Comments on Changes in Accounting Standards and Disclosures
As described in footnotes 2-l and 2-m of its 2019 Consolidated Financial Statements, RPI has recently adopted several new FASB accounting standards, the most significant of which impacts the timing of the recognition of Student Related Revenue, requiring that such revenue be appropriately apportioned to the periods in which the related student services are rendered, rather than recognized when payments are received.
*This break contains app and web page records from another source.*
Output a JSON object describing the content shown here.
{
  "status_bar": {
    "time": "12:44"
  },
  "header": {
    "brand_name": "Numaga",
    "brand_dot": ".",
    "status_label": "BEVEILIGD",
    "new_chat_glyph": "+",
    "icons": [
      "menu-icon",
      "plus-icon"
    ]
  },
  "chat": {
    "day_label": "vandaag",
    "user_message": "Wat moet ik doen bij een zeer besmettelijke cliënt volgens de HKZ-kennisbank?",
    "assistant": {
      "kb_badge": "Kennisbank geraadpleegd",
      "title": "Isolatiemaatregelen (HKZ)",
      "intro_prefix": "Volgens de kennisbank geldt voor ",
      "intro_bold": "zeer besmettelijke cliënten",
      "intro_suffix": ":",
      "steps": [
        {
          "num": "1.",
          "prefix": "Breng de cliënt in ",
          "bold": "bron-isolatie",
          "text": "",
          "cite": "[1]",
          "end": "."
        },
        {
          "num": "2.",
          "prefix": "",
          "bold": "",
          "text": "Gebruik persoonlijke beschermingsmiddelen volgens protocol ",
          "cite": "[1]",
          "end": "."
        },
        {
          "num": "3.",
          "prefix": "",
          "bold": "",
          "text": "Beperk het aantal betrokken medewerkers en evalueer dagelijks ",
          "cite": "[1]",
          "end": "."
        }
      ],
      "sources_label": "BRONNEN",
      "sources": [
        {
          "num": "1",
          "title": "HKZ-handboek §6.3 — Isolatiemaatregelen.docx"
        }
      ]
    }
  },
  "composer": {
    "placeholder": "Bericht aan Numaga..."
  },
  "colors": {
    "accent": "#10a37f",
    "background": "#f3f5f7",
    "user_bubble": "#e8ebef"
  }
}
Proper matching of the timing of recorded revenues and related services has taken on added significance because of the full ramping of the Summer Arch, with its increased enrollment and operations from mid-May to early-August, a period which spans portions of two different fiscal years.
Separately, in its fiscal 2019 reports, RPI eliminated and/or modified the disclosure of certain important and valuable items of information, as compared to what it had been providing for many years.
These items are as follows:
- dollar amount of operating lease payments for the year (not disclosed in 2019);
- undergraduate tuition discount rate (not disclosed in 2019);
- apportionment of discounts on tuition and fees between Undergraduate and Graduate students eliminated (discounts now aggregated across all categories of tuition and fees);
- changed the expense classifications reported on its Statement of Activities, such that expenses are no longer apportioned between Instruction and Research.